The stories of hundreds of Bronx African Americans who have transformed the borough’s character since the 1930s have been made public through a new digital archive at Fordham’s Bronx African American History Project.
The archive, made available through the Department of African and African-American Studies and Fordham Libraries, consists of downloadable audio files and verbatim transcripts of interviews conducted by researchers from 2002 to 2013.

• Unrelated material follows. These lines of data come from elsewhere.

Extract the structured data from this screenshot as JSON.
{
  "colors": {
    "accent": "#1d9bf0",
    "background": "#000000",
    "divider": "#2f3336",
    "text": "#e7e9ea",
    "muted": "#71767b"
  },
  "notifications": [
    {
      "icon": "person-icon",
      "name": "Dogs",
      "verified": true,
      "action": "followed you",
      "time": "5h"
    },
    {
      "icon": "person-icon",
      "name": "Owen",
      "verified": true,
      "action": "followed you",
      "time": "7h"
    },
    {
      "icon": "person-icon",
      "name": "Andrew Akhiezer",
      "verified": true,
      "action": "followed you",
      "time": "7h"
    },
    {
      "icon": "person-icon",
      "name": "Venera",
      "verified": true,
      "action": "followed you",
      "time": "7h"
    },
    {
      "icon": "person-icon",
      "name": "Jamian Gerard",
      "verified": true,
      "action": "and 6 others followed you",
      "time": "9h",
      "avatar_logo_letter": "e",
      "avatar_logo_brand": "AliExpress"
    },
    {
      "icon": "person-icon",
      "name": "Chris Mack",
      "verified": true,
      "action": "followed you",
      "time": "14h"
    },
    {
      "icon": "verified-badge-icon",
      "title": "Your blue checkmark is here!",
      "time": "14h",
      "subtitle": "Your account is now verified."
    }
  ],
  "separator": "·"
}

“This took years of incredibly hard work,” said Mark Naison, PhD, professor of history and African and African-American studies and principal investigator of the project. He said that the transcriptions were completed over the past two years by Fordham undergraduates, with the exception of a handful of people from outside of Fordham, who helped when interviews were conducted in French.Those French-language interviews represent the organic nature of the project as it grew from an American focus to one that encompassed recent immigrants from Africa—both Anglophone and Francophone. Naison said that the African diaspora in the Bronx also included Afro-Caribbean and Afro-Latino immigrants.

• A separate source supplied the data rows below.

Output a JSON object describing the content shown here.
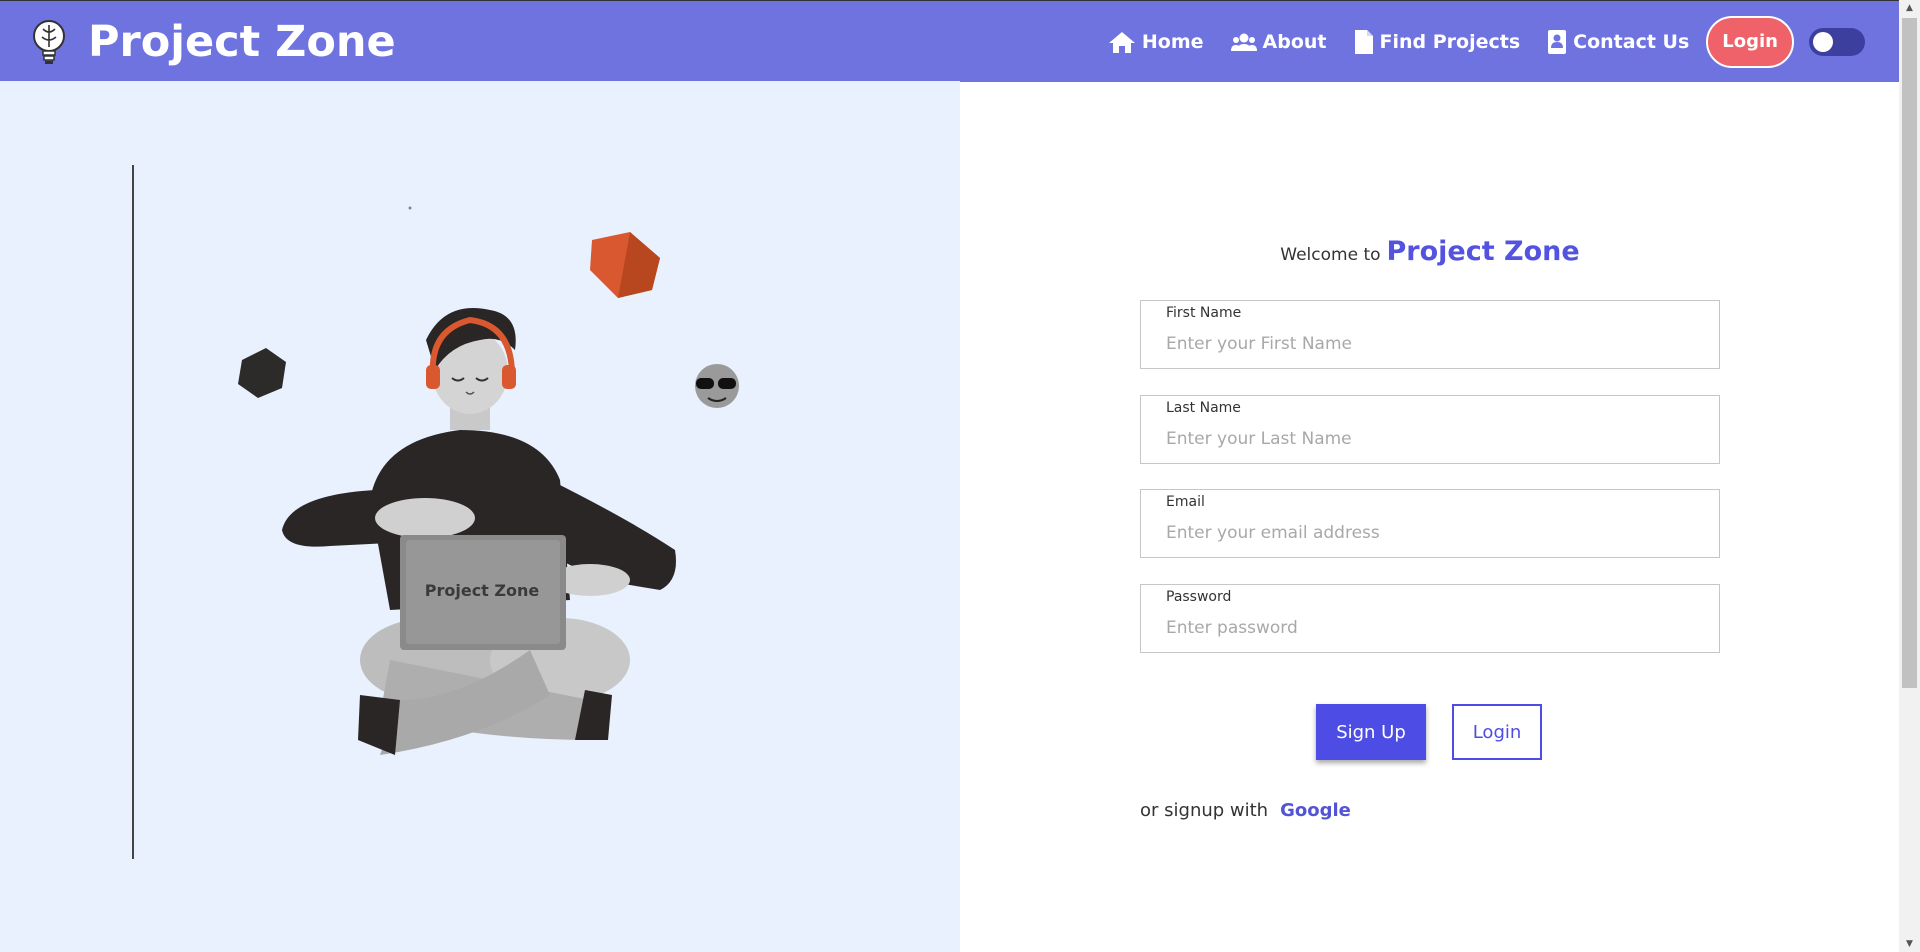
{
  "navbar": {
    "brand": "Project Zone",
    "links": [
      {
        "label": "Home",
        "icon": "home-icon"
      },
      {
        "label": "About",
        "icon": "users-icon"
      },
      {
        "label": "Find Projects",
        "icon": "file-icon"
      },
      {
        "label": "Contact Us",
        "icon": "contact-card-icon"
      }
    ],
    "login_label": "Login",
    "theme_toggle": "off"
  },
  "illustration": {
    "laptop_label": "Project Zone"
  },
  "form": {
    "welcome_text": "Welcome to",
    "welcome_brand": "Project Zone",
    "fields": [
      {
        "label": "First Name",
        "placeholder": "Enter your First Name",
        "value": ""
      },
      {
        "label": "Last Name",
        "placeholder": "Enter your Last Name",
        "value": ""
      },
      {
        "label": "Email",
        "placeholder": "Enter your email address",
        "value": ""
      },
      {
        "label": "Password",
        "placeholder": "Enter password",
        "value": ""
      }
    ],
    "signup_label": "Sign Up",
    "login_label": "Login",
    "alt_text": "or signup with",
    "google_label": "Google"
  },
  "colors": {
    "navbar": "#6f73e0",
    "accent": "#4d4de6",
    "login_pill": "#f0626a",
    "left_panel": "#e8f1fd"
  }
}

The archive also includes interviews with white families who stayed on as neighborhoods went through demographic transformations. Naison said that in the 1940s and 1950s, the Bronx was “incredibly diverse” as the borough transformed. White flight didn’t happen in a flash.

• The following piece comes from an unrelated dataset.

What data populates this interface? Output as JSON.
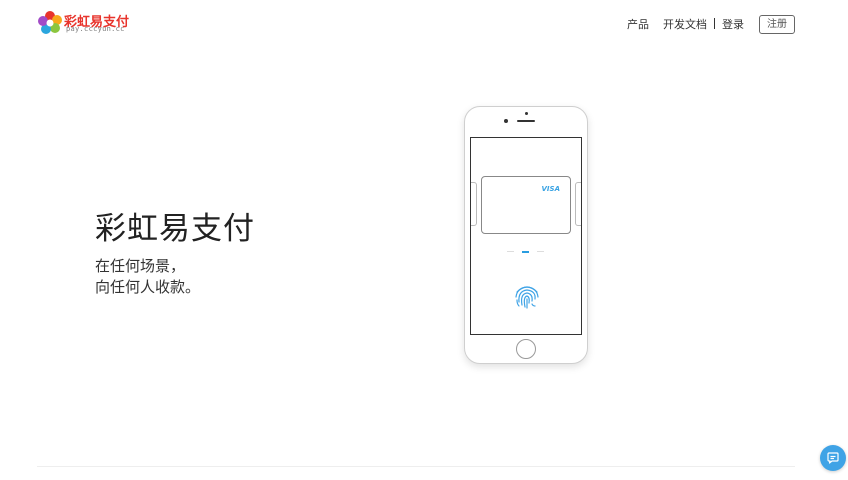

The racial mixing inspired a musical history, too, which has become an overarching theme that evolved through the interviews, said Naison. Similarly, as one oral account led to the next, it became obvious to the researchers that they should include the wave of African immigration, which by the 21st century had grown to be one of the largest in the Western Hemisphere.
In 2006, Sudanese native Jane Edward, PhD, a clinical assistant professor in the African and African-American studies department, joined the oral history project to engage the growing African community. She and Naison went to events, schools, and organizations, eventually gaining the trust of the communities. Edward, an ethnographer by training, had to veer from the established protocols of the project, creating separate questionnaires and release forms tailored to the community concerns, as issues of undocumentation left some afraid to speak.
“It ties to my own experience as an immigrant from South Sudan,” said Edward. “It is also a contemporary history, so it changes all the time.”
The project moved from gathering oral history to organizing and uploading the transcripts and recordings, with an eye toward preserving the borough’s history for the long haul, said Damien Strecker. A doctoral candidate in history, Strecker worked with Fordham Libraries to archive the project.
“You don’t want them collecting dust,” he said. “You want them available for scholars, but also you also want a kid in a Bronx middle school or high school to be able to Google them and find them.”
Even with the technical issues he faced in creating the archive with such large files, Strecker said he still was pulled in by the personal histories.
“The stories can latch on to you,” he said. “The real gold is the average working person sharing his or her life experience.”
One end result of putting the archive online for the public may be to raise Fordham’s profile in the Bronx. Project participant Andrea Ramsey, FCRH ‘86, said that when she was growing up she often went to the Bronx Zoo and the New York Botanical Gardens near the campus, but she didn’t know much about Fordham “other than that it was a Catholic organization or school.”
“I love Fordham, and I went here as an adult,” she said. “But when I was growing up I wasn’t aware of [it].”
Bob Gumbs, a local historian and project organizer, said he knew of very little in terms of contact between Fordham and the residents of the south Bronx before the project got underway in 2002.
“Fordham was a world away,” he said. “So I think this project has given the University a new identity in a positive way.”